Puppies look like a combination of sugar and sunshine, and therefore the sight of them fighting with each other can be alarming. However, apparent "fighting" behaviors in puppies are often more about learning proper canine etiquette than aggression. For the little guys, it's often just a part of growing up.

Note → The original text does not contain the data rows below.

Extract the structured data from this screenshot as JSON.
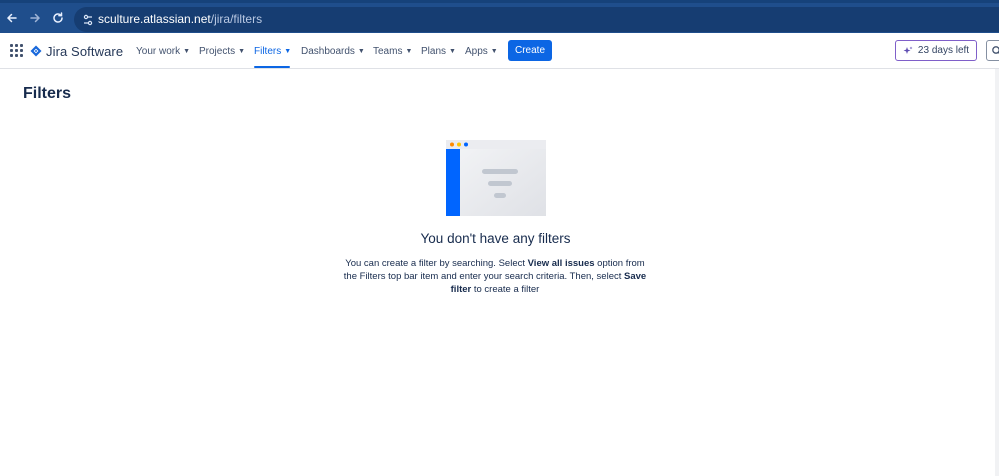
{
  "browser": {
    "url_host": "sculture.atlassian.net",
    "url_path": "/jira/filters",
    "back_icon": "arrow-left-icon",
    "forward_icon": "arrow-right-icon",
    "reload_icon": "reload-icon",
    "site_info_icon": "tune-icon"
  },
  "header": {
    "product_name": "Jira Software",
    "nav_items": [
      {
        "label": "Your work",
        "active": false
      },
      {
        "label": "Projects",
        "active": false
      },
      {
        "label": "Filters",
        "active": true
      },
      {
        "label": "Dashboards",
        "active": false
      },
      {
        "label": "Teams",
        "active": false
      },
      {
        "label": "Plans",
        "active": false
      },
      {
        "label": "Apps",
        "active": false
      }
    ],
    "create_label": "Create",
    "trial_label": "23 days left",
    "accent_color": "#0c66e4"
  },
  "page": {
    "title": "Filters"
  },
  "empty_state": {
    "title": "You don't have any filters",
    "desc_part1": "You can create a filter by searching. Select ",
    "desc_bold1": "View all issues",
    "desc_part2": " option from the Filters top bar item and enter your search criteria. Then, select ",
    "desc_bold2": "Save filter",
    "desc_part3": " to create a filter"
  }
}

Puppies are exuberant and energetic little creatures, there is no denying that. When young puppies are around their littermates, and other dogs in general, they gain a lot of social experience from interacting closely with one another. A lot of this social rapport entails fighting, whether through nipping, swooping or anything else. Importantly, they gain valuable insight into the concept of biting without letting it hurt the other party. They learn how to detect crucial cues from other puppies. If one pup nips another just a little too sharply, it could result in one irritated pup, the finale of playtime -- and an invaluable lesson. Puppies that miss out on this type of interaction with others sometimes develop behavioral and socialization issues as adults, and don't know how to properly deal with other dogs or people. If your puppies are partaking in classic rough play, they're probably just being puppies.
Occasional brief quarreling between puppies also is a possibility. The little ones could be competing for access to a remnant of a tasty chicken treat on the floor, or even for the comfiest spot on the couch at night -- right next to the lap of their favorite human. Unlike traditional rough play puppy fighting, however, this type of quarreling usually ends quickly.
Dogs tend to reach physical maturity when they're somewhere between 6 and 9 months old -- still puppies. One telltale hint of reproductive maturity, particularly in male pooches, is aggression. The little guys could be battling it out for any number of hormonal reasons, whether it is access to a nearby female dog or the important "territory" of your den couch. You can often prevent this kind of aggression in puppies by getting them fixed before they become physically mature. Neutering and spaying surgeries are widespread in pooches who are not yet fully mature. Start a dialogue with your vet to find out the most appropriate time frame for your little one.
The difference between a playful puppy fight and a more serious scuffle manifests in body language. If your dogs' teeth are prominently visible, they could mean business. If your puppies' posture seems loose and not rigid or stressed out, there's a good chance they're just playing around. If the nipping or biting seems painful, it's probably a real fight. Jovial and spirited nipping generally doesn't hurt as much. If their mouths are just a tad ajar, everything is probably just dandy -- happy dogs' mouths often take on smiley appearances.
If you can't seem to get to the root of your puppies' fighting ways, a canine behavior specialist may be what your pup needs, if not simply puppy training courses. If you suspect that one of your pups might be bullying the other, outside help is crucial. Trauma in the past, even in youngsters, can be a cause of distrust and fighting among dogs, for example. Some dogs also simply enjoy the company of people over fellow canines.
- ASPCA: Socializing Your Puppy
- ASPCA: Puppy Mouthing
- DogChannel.com: Puppy Potty Problems and Fighting
- Sacramento SPCA: Puppy Behavior - Nipping, Biting and Rough Play
- The Humane Society of the United State: Puppy Nipping and Rough Play
- Handbook of Applied Dog Behavior and Training; Steven R. Lindsay
- Partnership for Animal Welfare: Fights Between Dogs - How to Avoid and Stop Them
- ASPCA: Canine Body Language
- Brussels Griffons; Sharon R. Sakson
- Thinkstock/Comstock/Getty Images